A freelance photographer who claims she was assaulted by a security guard while taking photos of a peaceful protest at a Topshop store cancelled plans to hold a protest there at the weekend.
The National Union of Journalists is backing photographer Jess Hurd who has been banned from the Topshop in London’s Oxford Circus following the incident last December.
Jess had called a protest to take place at the store last Saturday after she failed to get an apology from Topshop but backed down from this after senior bosses at the company agreed to meet with the union, who had written a letter of complaint.
She said that the incident occured when she was taking photos of the arrests of UK Uncut protestors in the store and she was asked to leave by a security guard, who said he was arresting her for aggravated trespass.
NUJ general secretary Michelle Stanistreet said: “I am glad Topshop have seen sense and have responded to the complaint. Journalists play a critical public interest role in reporting on protests so the public are informed about what was happening.
“It is simply unacceptable that NUJ members face abuse and harassment whilst doing their jobs.”
Describing the incident with the security guard, Jess said: “He began manhandling me. I said, ‘I’m a member of the press, I don’t understand why you are arresting me, I’m trying to leave’. He continued to use force to move me towards the back of the store and pulled my clothing up, exposing my upper body.
“I was sure that he didn’t have arrest powers and challenged again, he then said he was detaining me for ‘resisting arrest’. He was using quite a lot of force and I was shouting ‘you’re assaulting me, get your hands off me’.

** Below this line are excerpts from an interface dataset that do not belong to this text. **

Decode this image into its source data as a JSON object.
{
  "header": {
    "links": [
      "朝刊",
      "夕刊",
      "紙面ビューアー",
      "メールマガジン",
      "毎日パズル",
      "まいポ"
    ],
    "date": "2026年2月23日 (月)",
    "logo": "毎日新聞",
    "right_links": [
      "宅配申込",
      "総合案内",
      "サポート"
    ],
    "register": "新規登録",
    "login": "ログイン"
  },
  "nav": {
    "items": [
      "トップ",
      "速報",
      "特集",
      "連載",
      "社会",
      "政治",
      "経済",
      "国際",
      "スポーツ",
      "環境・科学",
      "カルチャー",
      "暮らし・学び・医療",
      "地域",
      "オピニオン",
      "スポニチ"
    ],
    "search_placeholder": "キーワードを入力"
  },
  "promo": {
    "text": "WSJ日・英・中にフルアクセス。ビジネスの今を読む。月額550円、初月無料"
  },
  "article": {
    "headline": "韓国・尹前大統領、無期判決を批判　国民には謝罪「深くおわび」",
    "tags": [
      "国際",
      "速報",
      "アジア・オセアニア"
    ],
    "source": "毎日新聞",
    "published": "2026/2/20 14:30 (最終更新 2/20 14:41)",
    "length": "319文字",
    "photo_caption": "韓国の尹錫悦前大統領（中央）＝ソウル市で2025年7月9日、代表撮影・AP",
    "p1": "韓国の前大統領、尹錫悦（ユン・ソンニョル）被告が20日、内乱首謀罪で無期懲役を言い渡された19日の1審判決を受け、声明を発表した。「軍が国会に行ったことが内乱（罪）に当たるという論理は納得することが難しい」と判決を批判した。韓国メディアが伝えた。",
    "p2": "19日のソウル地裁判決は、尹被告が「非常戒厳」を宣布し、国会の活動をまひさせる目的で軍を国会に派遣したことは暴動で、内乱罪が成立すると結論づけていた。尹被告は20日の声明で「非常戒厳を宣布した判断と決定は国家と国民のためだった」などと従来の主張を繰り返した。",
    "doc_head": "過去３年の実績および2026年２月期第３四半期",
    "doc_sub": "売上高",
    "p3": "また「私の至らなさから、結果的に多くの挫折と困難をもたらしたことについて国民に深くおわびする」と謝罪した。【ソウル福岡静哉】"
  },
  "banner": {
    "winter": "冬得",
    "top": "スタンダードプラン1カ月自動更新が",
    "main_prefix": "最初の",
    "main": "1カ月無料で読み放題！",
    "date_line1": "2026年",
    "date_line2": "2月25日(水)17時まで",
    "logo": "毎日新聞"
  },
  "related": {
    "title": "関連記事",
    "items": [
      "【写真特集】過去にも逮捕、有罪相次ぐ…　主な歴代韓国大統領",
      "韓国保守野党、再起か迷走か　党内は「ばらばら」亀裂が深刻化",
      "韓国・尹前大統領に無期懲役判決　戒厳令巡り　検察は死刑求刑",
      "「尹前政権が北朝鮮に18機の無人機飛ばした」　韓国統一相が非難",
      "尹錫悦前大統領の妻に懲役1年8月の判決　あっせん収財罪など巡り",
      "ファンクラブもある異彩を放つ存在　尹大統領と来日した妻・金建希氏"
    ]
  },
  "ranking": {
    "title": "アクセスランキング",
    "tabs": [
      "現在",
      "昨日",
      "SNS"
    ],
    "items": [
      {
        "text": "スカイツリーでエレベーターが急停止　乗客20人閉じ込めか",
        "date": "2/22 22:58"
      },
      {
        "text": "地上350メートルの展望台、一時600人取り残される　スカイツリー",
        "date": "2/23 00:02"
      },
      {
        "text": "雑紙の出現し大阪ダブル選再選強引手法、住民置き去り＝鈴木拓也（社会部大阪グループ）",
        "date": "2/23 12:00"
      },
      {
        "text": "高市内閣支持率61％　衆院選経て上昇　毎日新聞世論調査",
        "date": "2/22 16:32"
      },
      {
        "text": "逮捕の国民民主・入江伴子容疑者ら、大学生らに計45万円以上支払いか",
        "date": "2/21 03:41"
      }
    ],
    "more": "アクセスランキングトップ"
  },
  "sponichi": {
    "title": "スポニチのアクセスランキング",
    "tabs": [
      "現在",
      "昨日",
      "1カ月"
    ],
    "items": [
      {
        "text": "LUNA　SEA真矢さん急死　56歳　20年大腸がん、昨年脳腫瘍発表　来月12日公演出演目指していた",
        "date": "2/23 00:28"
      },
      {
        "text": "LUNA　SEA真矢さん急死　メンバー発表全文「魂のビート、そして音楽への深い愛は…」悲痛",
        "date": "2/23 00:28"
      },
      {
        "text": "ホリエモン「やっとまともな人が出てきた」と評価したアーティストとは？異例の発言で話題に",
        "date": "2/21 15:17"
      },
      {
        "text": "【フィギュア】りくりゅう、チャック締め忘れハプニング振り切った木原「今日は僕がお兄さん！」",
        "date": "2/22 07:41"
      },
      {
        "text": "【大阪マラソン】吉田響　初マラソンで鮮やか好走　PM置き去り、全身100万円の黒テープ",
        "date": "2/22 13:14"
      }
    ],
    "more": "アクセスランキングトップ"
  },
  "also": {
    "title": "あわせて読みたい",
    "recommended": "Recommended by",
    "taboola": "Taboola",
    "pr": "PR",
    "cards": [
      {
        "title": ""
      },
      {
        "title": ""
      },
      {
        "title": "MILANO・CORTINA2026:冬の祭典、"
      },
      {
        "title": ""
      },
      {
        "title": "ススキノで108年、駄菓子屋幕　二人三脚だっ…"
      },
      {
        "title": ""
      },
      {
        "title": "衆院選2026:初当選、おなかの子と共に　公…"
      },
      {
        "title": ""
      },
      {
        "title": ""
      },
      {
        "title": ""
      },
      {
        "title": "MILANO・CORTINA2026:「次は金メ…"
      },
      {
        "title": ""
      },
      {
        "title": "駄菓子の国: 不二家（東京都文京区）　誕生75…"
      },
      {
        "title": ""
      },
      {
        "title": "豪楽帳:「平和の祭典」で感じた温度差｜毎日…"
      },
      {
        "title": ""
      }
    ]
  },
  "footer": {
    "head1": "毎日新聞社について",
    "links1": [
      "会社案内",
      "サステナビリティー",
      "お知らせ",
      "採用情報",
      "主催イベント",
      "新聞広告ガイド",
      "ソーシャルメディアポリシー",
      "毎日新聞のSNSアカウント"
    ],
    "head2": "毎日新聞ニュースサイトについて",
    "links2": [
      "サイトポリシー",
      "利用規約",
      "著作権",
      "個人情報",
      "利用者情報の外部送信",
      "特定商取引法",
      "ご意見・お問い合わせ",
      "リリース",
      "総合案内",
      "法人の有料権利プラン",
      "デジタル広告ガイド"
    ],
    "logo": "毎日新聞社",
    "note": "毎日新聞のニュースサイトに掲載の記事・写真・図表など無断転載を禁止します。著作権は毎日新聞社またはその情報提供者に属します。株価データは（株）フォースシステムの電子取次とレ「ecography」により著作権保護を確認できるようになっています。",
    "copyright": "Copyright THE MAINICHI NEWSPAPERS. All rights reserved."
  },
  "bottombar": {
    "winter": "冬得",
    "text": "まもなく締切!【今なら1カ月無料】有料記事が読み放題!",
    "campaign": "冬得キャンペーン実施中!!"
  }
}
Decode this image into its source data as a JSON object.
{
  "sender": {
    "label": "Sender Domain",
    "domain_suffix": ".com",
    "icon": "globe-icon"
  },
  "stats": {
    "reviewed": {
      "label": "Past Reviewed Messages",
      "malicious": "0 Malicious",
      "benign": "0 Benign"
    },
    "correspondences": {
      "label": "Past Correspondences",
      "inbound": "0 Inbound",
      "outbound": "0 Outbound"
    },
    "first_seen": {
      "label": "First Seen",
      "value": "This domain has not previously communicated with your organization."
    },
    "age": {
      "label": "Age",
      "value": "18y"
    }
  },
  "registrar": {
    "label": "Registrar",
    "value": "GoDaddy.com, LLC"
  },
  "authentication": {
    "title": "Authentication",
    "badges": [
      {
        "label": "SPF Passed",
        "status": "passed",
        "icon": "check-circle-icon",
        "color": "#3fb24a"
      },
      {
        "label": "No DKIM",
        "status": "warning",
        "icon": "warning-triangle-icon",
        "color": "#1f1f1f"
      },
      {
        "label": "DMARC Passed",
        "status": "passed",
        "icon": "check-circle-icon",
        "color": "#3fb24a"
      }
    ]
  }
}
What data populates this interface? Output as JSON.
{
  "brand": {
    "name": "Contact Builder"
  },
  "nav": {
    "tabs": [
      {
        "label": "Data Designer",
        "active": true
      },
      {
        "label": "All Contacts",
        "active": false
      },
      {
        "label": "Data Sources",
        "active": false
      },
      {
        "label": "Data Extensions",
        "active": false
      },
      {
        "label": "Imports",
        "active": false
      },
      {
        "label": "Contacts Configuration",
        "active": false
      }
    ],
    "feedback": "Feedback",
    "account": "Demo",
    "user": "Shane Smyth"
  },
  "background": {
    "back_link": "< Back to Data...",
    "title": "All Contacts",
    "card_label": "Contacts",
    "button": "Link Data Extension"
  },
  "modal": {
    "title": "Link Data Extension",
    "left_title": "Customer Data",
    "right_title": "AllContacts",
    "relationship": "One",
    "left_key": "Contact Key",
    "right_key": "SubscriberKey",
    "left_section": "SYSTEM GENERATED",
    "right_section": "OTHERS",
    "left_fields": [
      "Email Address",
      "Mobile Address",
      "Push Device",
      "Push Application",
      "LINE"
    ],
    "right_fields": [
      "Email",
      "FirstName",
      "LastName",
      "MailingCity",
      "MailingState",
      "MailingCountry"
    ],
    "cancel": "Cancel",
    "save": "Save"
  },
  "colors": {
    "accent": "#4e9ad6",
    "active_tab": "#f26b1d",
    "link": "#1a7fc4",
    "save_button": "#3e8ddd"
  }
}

She was then detained by two police officers who asked to take her camera, which she declined.
Jess, who is chair of the London Photographers’ branch of the NUJ, was then released but told that she was banned from the store.
Topshop has not responded to requests for a comment.